Record excerpts =>
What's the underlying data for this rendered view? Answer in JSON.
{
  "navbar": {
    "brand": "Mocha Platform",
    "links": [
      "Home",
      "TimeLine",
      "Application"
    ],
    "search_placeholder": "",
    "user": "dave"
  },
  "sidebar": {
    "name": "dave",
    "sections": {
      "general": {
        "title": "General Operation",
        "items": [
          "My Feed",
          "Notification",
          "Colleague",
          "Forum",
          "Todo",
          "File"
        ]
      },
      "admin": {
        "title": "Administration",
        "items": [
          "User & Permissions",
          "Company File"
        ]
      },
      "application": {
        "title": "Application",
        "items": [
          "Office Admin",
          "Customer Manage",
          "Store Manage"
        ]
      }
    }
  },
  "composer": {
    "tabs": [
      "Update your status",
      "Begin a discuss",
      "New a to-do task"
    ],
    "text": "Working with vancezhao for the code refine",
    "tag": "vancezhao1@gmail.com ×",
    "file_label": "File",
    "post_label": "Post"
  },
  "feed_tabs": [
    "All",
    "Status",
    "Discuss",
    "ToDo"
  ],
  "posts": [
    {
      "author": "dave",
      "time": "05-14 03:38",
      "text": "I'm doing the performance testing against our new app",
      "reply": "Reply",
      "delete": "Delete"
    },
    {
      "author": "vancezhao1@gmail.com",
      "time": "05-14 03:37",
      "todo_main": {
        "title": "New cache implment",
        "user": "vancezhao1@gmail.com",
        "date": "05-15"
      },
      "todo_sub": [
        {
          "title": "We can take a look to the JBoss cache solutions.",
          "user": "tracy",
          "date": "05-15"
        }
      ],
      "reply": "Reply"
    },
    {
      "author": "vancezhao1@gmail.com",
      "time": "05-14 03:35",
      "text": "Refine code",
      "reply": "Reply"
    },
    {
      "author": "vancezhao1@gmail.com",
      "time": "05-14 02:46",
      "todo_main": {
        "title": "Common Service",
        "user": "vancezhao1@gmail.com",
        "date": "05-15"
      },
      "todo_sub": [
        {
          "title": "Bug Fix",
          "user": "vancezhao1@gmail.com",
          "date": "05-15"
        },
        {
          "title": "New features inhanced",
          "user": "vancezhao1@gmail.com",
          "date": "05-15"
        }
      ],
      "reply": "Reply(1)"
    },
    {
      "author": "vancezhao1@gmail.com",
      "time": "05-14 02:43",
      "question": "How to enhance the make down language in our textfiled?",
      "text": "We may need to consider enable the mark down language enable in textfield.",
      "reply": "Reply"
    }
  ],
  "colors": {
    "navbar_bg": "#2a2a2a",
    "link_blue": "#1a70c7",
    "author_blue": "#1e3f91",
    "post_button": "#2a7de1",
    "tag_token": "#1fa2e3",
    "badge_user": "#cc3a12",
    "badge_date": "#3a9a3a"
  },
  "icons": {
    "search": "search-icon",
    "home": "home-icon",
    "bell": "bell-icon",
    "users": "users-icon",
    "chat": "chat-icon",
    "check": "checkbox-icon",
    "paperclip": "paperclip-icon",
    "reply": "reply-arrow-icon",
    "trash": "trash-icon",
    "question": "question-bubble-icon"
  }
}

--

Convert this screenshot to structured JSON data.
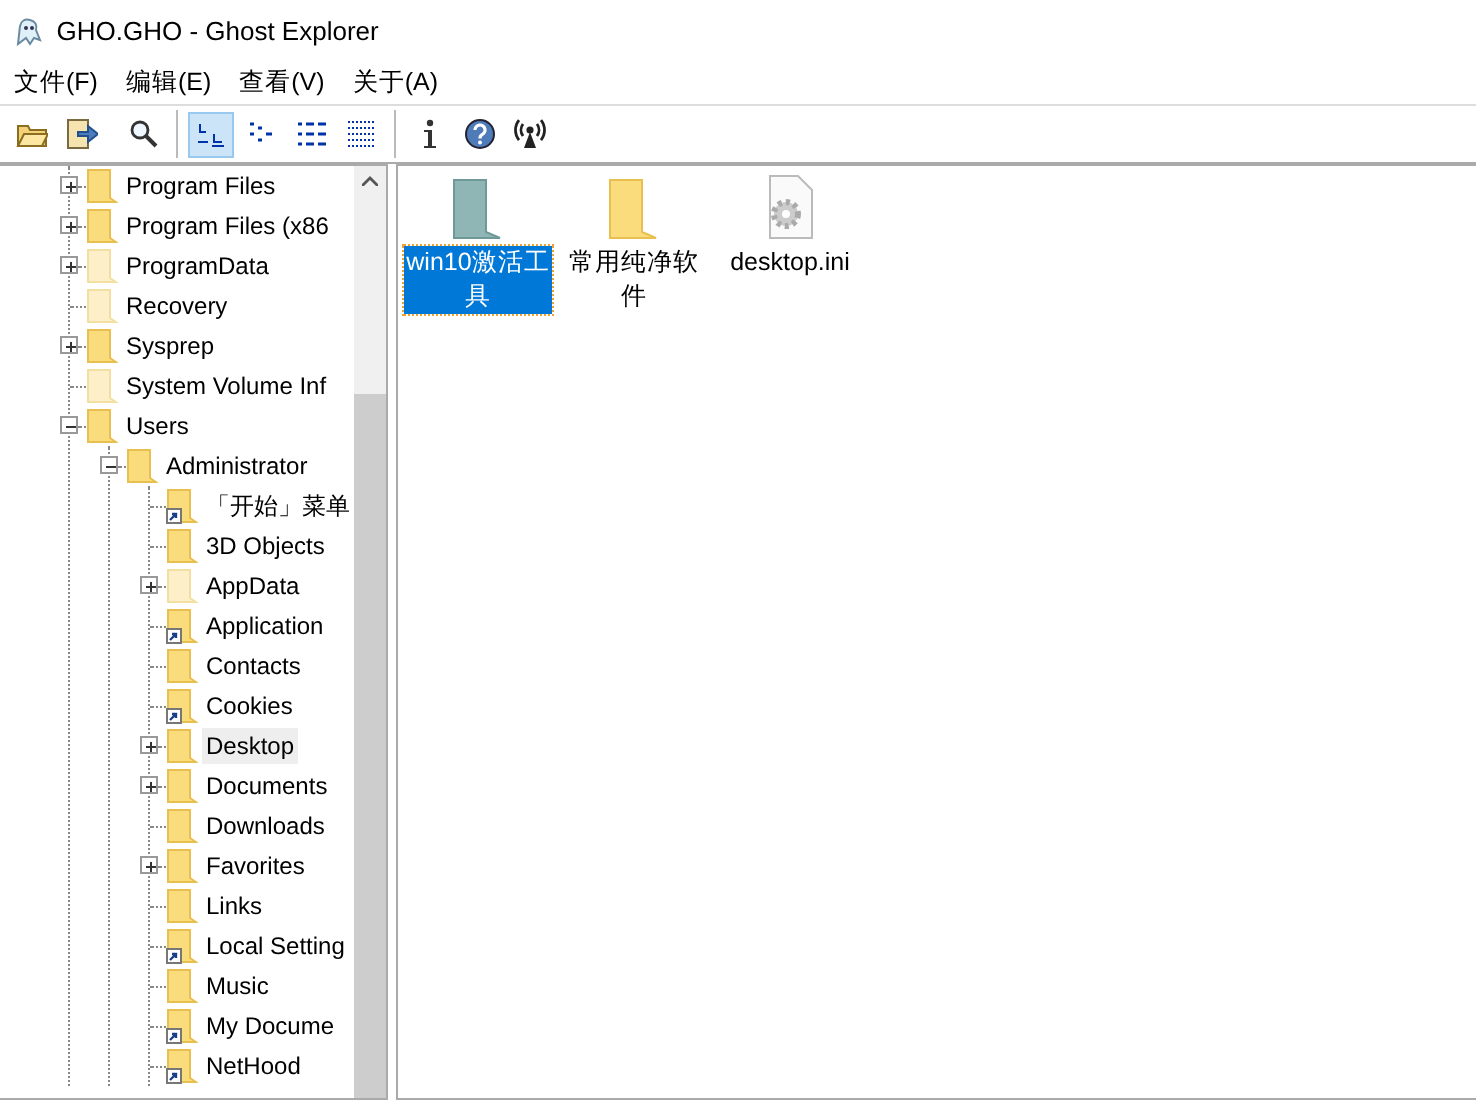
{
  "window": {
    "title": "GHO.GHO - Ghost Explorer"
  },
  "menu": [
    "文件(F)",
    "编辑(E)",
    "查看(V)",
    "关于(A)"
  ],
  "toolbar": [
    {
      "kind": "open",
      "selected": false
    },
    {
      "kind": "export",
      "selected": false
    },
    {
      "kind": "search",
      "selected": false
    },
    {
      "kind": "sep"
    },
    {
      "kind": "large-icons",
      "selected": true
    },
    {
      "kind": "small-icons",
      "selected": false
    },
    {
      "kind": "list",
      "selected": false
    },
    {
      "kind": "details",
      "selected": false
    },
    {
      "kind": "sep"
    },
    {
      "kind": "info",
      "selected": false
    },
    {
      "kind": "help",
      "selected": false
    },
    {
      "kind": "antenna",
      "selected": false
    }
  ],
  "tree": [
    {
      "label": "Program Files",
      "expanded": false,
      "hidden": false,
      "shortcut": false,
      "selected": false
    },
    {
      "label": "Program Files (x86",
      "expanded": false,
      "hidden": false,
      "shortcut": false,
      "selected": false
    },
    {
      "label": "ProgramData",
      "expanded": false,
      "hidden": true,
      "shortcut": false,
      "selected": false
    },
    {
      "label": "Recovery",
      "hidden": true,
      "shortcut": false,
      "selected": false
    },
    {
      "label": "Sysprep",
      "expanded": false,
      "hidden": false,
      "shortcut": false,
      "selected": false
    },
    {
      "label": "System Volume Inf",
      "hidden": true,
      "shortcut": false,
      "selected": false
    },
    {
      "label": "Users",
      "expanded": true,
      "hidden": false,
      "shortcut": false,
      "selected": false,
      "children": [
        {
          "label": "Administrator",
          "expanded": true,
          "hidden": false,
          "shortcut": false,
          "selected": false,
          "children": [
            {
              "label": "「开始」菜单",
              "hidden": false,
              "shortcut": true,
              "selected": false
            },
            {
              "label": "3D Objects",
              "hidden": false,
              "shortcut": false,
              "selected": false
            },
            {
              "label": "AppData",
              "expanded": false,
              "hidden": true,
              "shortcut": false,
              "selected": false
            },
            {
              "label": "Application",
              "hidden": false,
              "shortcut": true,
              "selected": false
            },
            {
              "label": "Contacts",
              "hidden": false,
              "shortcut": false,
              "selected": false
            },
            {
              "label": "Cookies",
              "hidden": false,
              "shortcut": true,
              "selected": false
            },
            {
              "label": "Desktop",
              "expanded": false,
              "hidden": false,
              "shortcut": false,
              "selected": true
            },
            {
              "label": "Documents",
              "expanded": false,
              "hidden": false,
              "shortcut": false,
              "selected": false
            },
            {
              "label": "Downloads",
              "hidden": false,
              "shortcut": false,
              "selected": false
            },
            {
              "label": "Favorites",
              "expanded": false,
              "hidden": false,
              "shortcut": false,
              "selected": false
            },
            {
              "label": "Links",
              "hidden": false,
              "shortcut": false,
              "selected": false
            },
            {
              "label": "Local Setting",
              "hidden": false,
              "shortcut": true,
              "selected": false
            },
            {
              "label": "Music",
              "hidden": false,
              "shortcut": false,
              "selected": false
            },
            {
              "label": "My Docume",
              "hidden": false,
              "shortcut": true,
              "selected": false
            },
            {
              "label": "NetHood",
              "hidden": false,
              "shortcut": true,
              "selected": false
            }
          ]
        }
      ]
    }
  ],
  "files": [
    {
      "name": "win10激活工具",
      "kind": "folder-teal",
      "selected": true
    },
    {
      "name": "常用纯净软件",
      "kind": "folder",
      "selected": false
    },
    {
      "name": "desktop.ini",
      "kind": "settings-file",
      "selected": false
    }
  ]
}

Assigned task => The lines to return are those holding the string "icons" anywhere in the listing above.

Written response =>
  "icons": {
      "kind": "large-icons",
      "kind": "small-icons",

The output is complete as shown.